The OHCRN is working collectively to call for changes to fundamental law at the state level that will liberate our communities from oppressive legal constraints that facilitate and legalize the kinds of destructions we’ve been forced to oppose one community, one issue, at a time.
What’s wrong with the Ohio Constitution?
Wouldn’t it be easier to elect the right people to the state legislature to do this work for us?
The people need to be part of a lobbying movement to drive community rights into state level law, to avoid having community interests overridden by corporate ones.
Aren’t traditional environmentalists already doing this work already?
What are the methods used in OH to adopt amendments to the state constitution?
There are several steps to the process, but Ohio is one out of 18 states that allows voters the right to
amend their constitution through the ballot initiative process.
What if the amendment we propose goes nowhere the first time?
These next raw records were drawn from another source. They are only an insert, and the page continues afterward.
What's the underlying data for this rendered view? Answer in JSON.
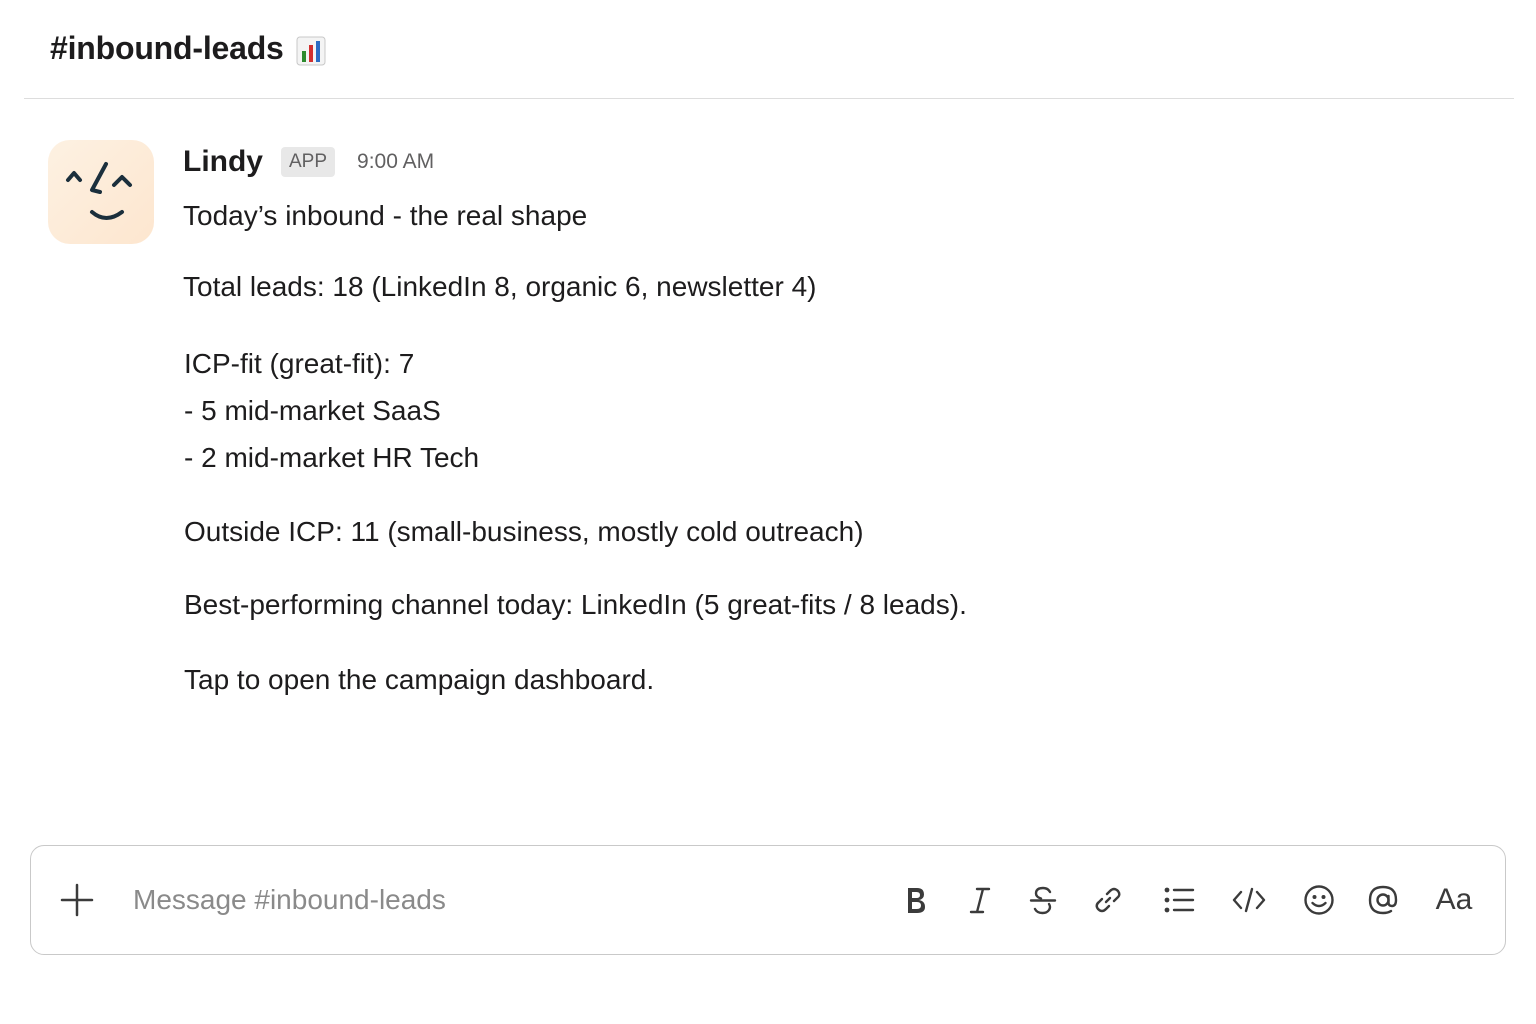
{
  "channel": {
    "title": "#inbound-leads",
    "title_icon": "bar-chart-emoji"
  },
  "message": {
    "sender": "Lindy",
    "badge": "APP",
    "time": "9:00 AM",
    "avatar_icon": "lindy-face-icon",
    "lines": {
      "headline": "Today’s inbound - the real shape",
      "total": "Total leads: 18 (LinkedIn 8, organic 6, newsletter 4)",
      "icp_fit": "ICP-fit (great-fit): 7",
      "bullet_1": "-  5 mid-market SaaS",
      "bullet_2": "-  2 mid-market HR Tech",
      "outside_icp": "Outside ICP: 11 (small-business, mostly cold outreach)",
      "best_channel": "Best-performing channel today: LinkedIn (5 great-fits / 8 leads).",
      "cta": "Tap to open the campaign dashboard."
    }
  },
  "composer": {
    "placeholder": "Message #inbound-leads",
    "font_toggle_label": "Aa",
    "icons": [
      "plus-icon",
      "bold-icon",
      "italic-icon",
      "strikethrough-icon",
      "link-icon",
      "bulleted-list-icon",
      "code-icon",
      "emoji-icon",
      "mention-icon",
      "text-formatting-icon"
    ]
  },
  "colors": {
    "text": "#1d1c1d",
    "muted": "#616061",
    "avatar_bg": "#fde6cf",
    "avatar_ink": "#1b2f3c"
  }
}
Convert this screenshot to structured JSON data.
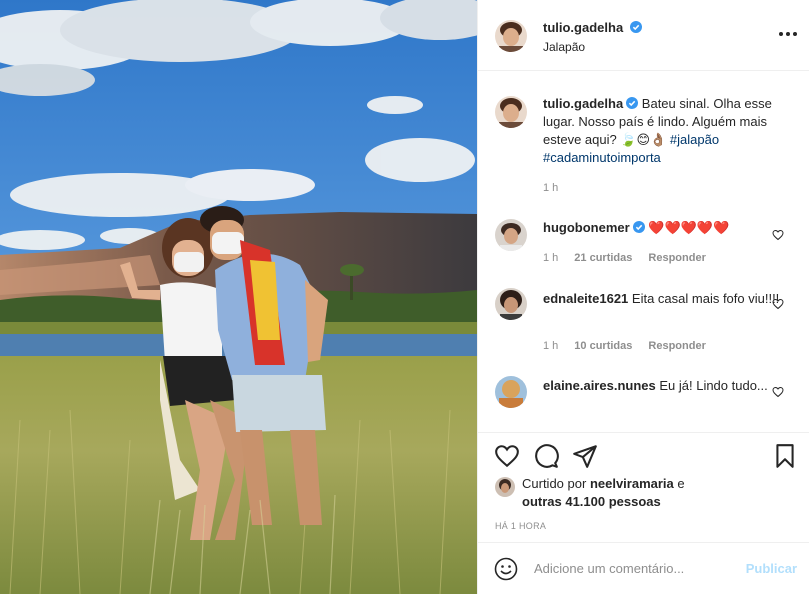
{
  "post": {
    "username": "tulio.gadelha",
    "location": "Jalapão"
  },
  "caption": {
    "username": "tulio.gadelha",
    "text": "Bateu sinal. Olha esse lugar. Nosso país é lindo. Alguém mais esteve aqui?",
    "emojis": "🍃😊👌🏽",
    "hashtag1": "#jalapão",
    "hashtag2": "#cadaminutoimporta",
    "time": "1 h"
  },
  "comments": [
    {
      "username": "hugobonemer",
      "text": "❤️❤️❤️❤️❤️",
      "time": "1 h",
      "likes": "21 curtidas",
      "reply": "Responder"
    },
    {
      "username": "ednaleite1621",
      "text": "Eita casal mais fofo viu!!!!",
      "time": "1 h",
      "likes": "10 curtidas",
      "reply": "Responder"
    },
    {
      "username": "elaine.aires.nunes",
      "text": "Eu já! Lindo tudo..."
    }
  ],
  "likes": {
    "prefix": "Curtido por",
    "user": "neelviramaria",
    "conj": "e",
    "others": "outras 41.100 pessoas"
  },
  "timestamp": "HÁ 1 HORA",
  "composer": {
    "placeholder": "Adicione um comentário...",
    "publish": "Publicar"
  },
  "colors": {
    "link": "#00376b",
    "verified": "#3897f0",
    "muted": "#8e8e8e",
    "publish_disabled": "#b2dffc"
  }
}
How long is this going to take?
that community members are stripped of the right to govern. Past struggles for the recognition of equal civil and political rights have occurred throughout our history. The Abolitionists and Suffragists maintained pressure on government for many years before changes were realized. This movement will harness the energies of many, single, local, short-term oppositions into a statewide network. Ohio people will need to focus on liberating our communities from a system that strips away local authority and then institute new law that protects the civil and political rights of community members.
What is the role of county chapters?
Has this ever been done before?
Do I have to be a historian or lawyer to do this work?
What obstacles should we expect?
Anyone who benefits from the way the structure, will likely resist changes that might threaten the state’s power structure. Media will probably not be in favor of the changes we suggest, and may frame the work in a negative light much in the same way political campaigns are run.
To remain strong despite the obstacles that arise, we’ll need to stay focused on the larger picture of state-level changes that reflect the expansion of civil and political rights for everyone in Ohio. As with past movements, when the people work together, change can be achieved.